Data about app and page elements |
________________________
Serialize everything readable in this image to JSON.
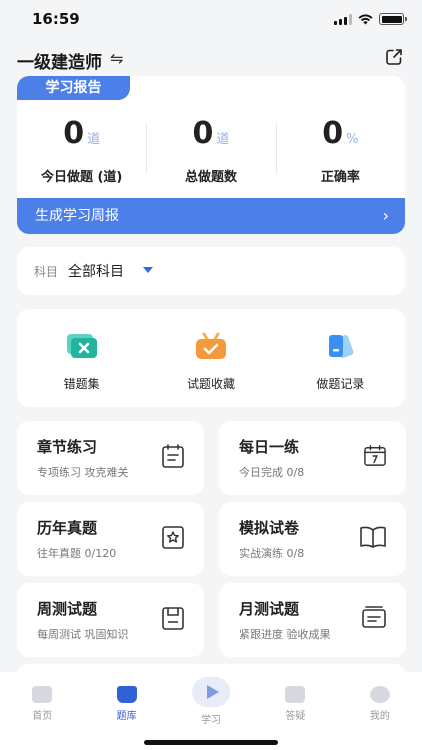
{
  "status_bar": {
    "time": "16:59"
  },
  "header": {
    "title": "一级建造师",
    "switch_icon": "⇋"
  },
  "report": {
    "tab_label": "学习报告",
    "stats": [
      {
        "value": "0",
        "unit": "道",
        "label": "今日做题 (道)"
      },
      {
        "value": "0",
        "unit": "道",
        "label": "总做题数"
      },
      {
        "value": "0",
        "unit": "%",
        "label": "正确率"
      }
    ],
    "weekly_button": "生成学习周报",
    "weekly_arrow": "›"
  },
  "subject": {
    "label": "科目",
    "value": "全部科目"
  },
  "tools": [
    {
      "label": "错题集",
      "icon": "wrong-book-icon"
    },
    {
      "label": "试题收藏",
      "icon": "favorites-icon"
    },
    {
      "label": "做题记录",
      "icon": "records-icon"
    }
  ],
  "practice": [
    {
      "title": "章节练习",
      "subtitle": "专项练习 攻克难关",
      "icon": "notes-icon"
    },
    {
      "title": "每日一练",
      "subtitle": "今日完成 0/8",
      "icon": "calendar-icon"
    },
    {
      "title": "历年真题",
      "subtitle": "往年真题 0/120",
      "icon": "star-doc-icon"
    },
    {
      "title": "模拟试卷",
      "subtitle": "实战演练 0/8",
      "icon": "book-icon"
    },
    {
      "title": "周测试题",
      "subtitle": "每周测试 巩固知识",
      "icon": "save-doc-icon"
    },
    {
      "title": "月测试题",
      "subtitle": "紧跟进度 验收成果",
      "icon": "card-icon"
    }
  ],
  "tabbar": [
    {
      "label": "首页",
      "icon": "home-icon"
    },
    {
      "label": "题库",
      "icon": "question-bank-icon",
      "active": true
    },
    {
      "label": "学习",
      "icon": "play-icon"
    },
    {
      "label": "答疑",
      "icon": "qa-icon"
    },
    {
      "label": "我的",
      "icon": "profile-icon"
    }
  ],
  "colors": {
    "accent": "#4d7fe9",
    "active_tab": "#2f62d8",
    "background": "#f4f5f7"
  }
}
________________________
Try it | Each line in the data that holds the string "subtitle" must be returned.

Exercise response |
      "subtitle": "专项练习 攻克难关",
      "subtitle": "今日完成 0/8",
      "subtitle": "往年真题 0/120",
      "subtitle": "实战演练 0/8",
      "subtitle": "每周测试 巩固知识",
      "subtitle": "紧跟进度 验收成果",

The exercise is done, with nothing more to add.